American benchmark West Texas Intermediate (WTI) was at $48.30 per barrel at the same time for a 0.37% increase after ending the previous session at $48.12 a barrel.
Investors will closely watch developments after a Brexit was struck on Thursday to allow the UK to formally leave the European Union (EU) by the end of this year.
The agreement will ensure the UK avoids leaving the bloc without a trade pact, while supporting higher oil prices amid the economic slowdown caused by the pandemic.
Trading in US energy markets closed earlier on Christmas Eve on Thursday and will remain closed on Friday. However, hopes are still fresh for the much-anticipated $900 billion COVID-19 relief bill that passed the US Congress on Monday.
Trump has now to sign the deal into law, but before doing so, he suggested some changes, specifically to increase the “ridiculously low” $600 stimulus checks to $2,000.
While the high number of coronavirus cases is still pressuring oil prices, the promise of vaccine rollouts offers hope of economic recovery to prop up oil demand.
While Mexico, Chile, and Costa Rica began mass vaccination, Argentina also announced plans to do so in a few days.

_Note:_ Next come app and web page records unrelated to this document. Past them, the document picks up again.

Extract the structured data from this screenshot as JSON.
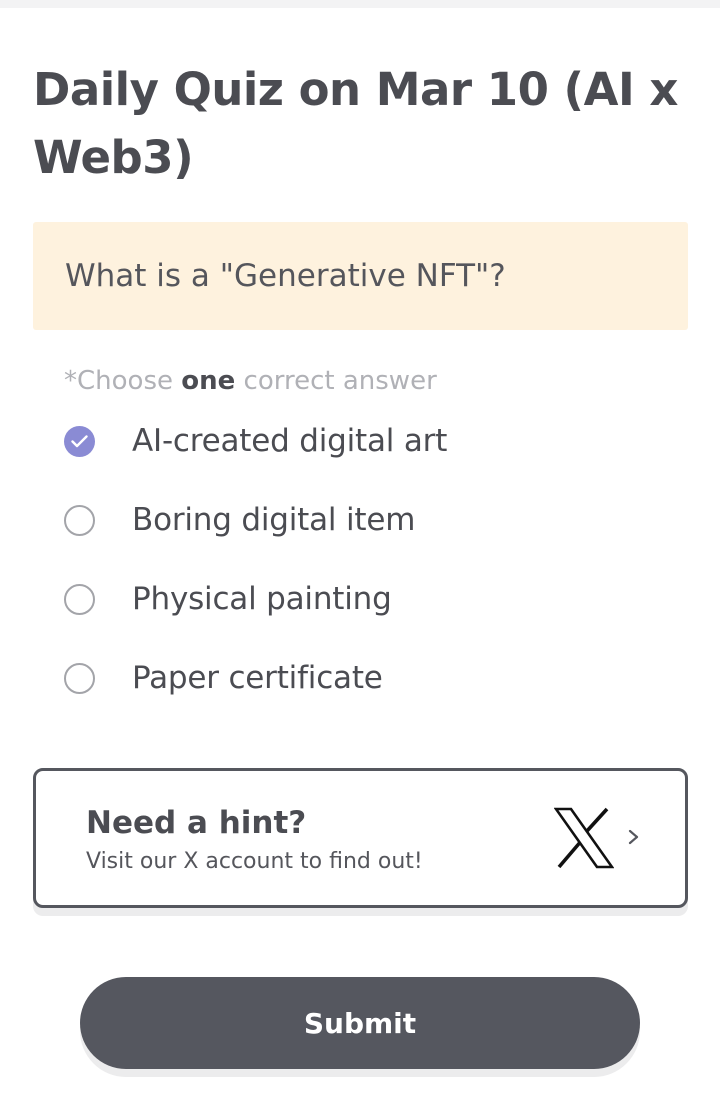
{
  "quiz": {
    "title": "Daily Quiz on Mar 10 (AI x Web3)",
    "question": "What is a \"Generative NFT\"?",
    "instruction": {
      "prefix": "*Choose ",
      "emphasis": "one",
      "suffix": " correct answer"
    },
    "options": [
      {
        "label": "AI-created digital art",
        "selected": true
      },
      {
        "label": "Boring digital item",
        "selected": false
      },
      {
        "label": "Physical painting",
        "selected": false
      },
      {
        "label": "Paper certificate",
        "selected": false
      }
    ]
  },
  "hint": {
    "title": "Need a hint?",
    "subtitle": "Visit our X account to find out!",
    "icon": "x-logo-icon",
    "arrow_icon": "chevron-right-icon"
  },
  "submit_label": "Submit",
  "colors": {
    "selected_radio": "#8a8bd4",
    "question_background": "#fef2de",
    "button_background": "#55575f",
    "text_primary": "#4b4c52",
    "text_muted": "#b0b1b6"
  }
}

Previously, the UK, the US, Canada, the United Arab Emirates, Saudi Arabia, Israel, Qatar, Serbia, Kuwait, and Russia had also kickstarted their mass vaccination campaigns.